The funding would go towards completing a section of the park stretching from Battery Park City to West 59th Street, The Real Deal says, including the stretch of park that’s long been eyed for Pier 55. The pier’s chief benefactor, billionaire Barry Diller, pulled his fiscal support for the park, effectively ending it, in September 2017 citing “the huge escalating costs and the fact it would have been a continuing controversy over the next three years.” The estimated cost of the park had ballooned from $35 million to $250 million by the time Diller pulled the plug.
That controversy stems from a series of lawsuits lobbed by the small civic group The City Club of New York, who had been acting under the surreptitious funding of developer Douglas Durst. The two sides came to a consensus in October 2017 after the intervention of Governor Cuomo, greenlighting the pier once more.
That deal, however, may be in jeopardy if the city doesn’t match the state’s $50 million contribution. But as TRD notes, that doesn’t seem to be the case. “We are happy to work in consultation with the state, and we have agreed to match the funding for this park,” said Melissa Grace, a spokesperson for the mayor.
Despite the $100 million pledge from both sides, the park is still short of the funding it needs for completion. The Hudson River Park Trust says it will take $619 million to finish off the miles-long waterfront park.

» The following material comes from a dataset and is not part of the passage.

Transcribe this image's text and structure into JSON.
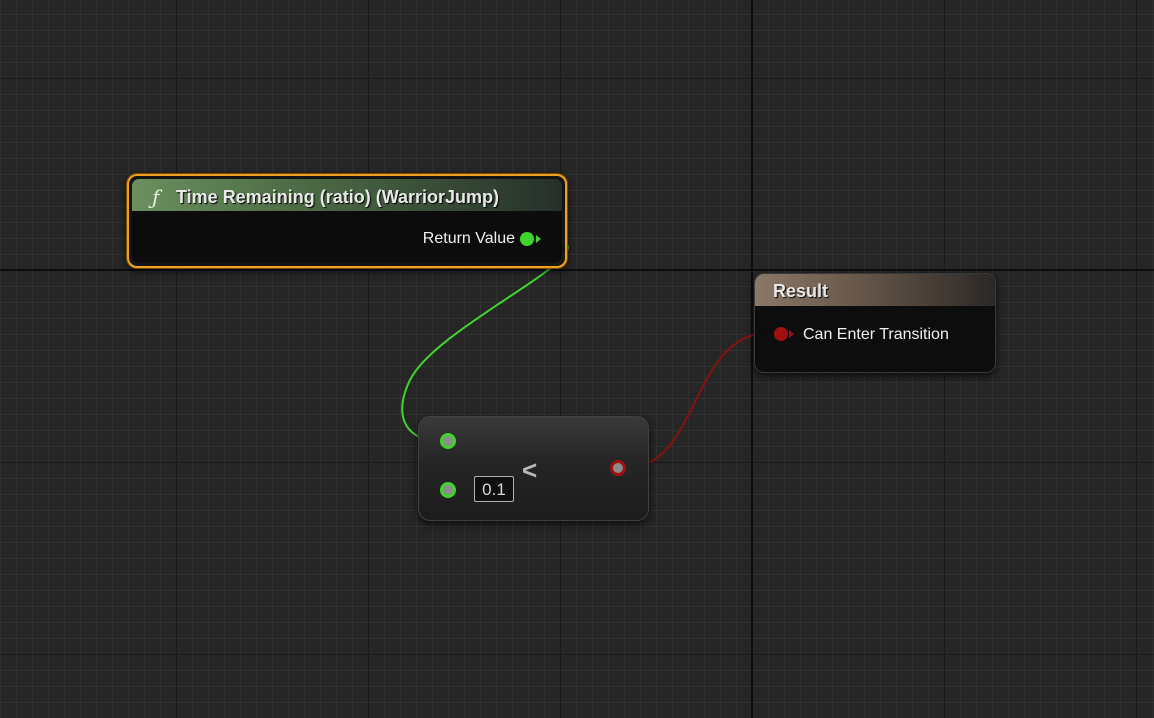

“We are grateful for the $50 million promised by the governor and approved by the state Legislature,” Hudson River Park Friends executive director Connie Fishman said in a statement quoted by The Villager. “Combined with the potential funds from the sale of [park] air rights, this will go a long way toward completing the park’s northern section.”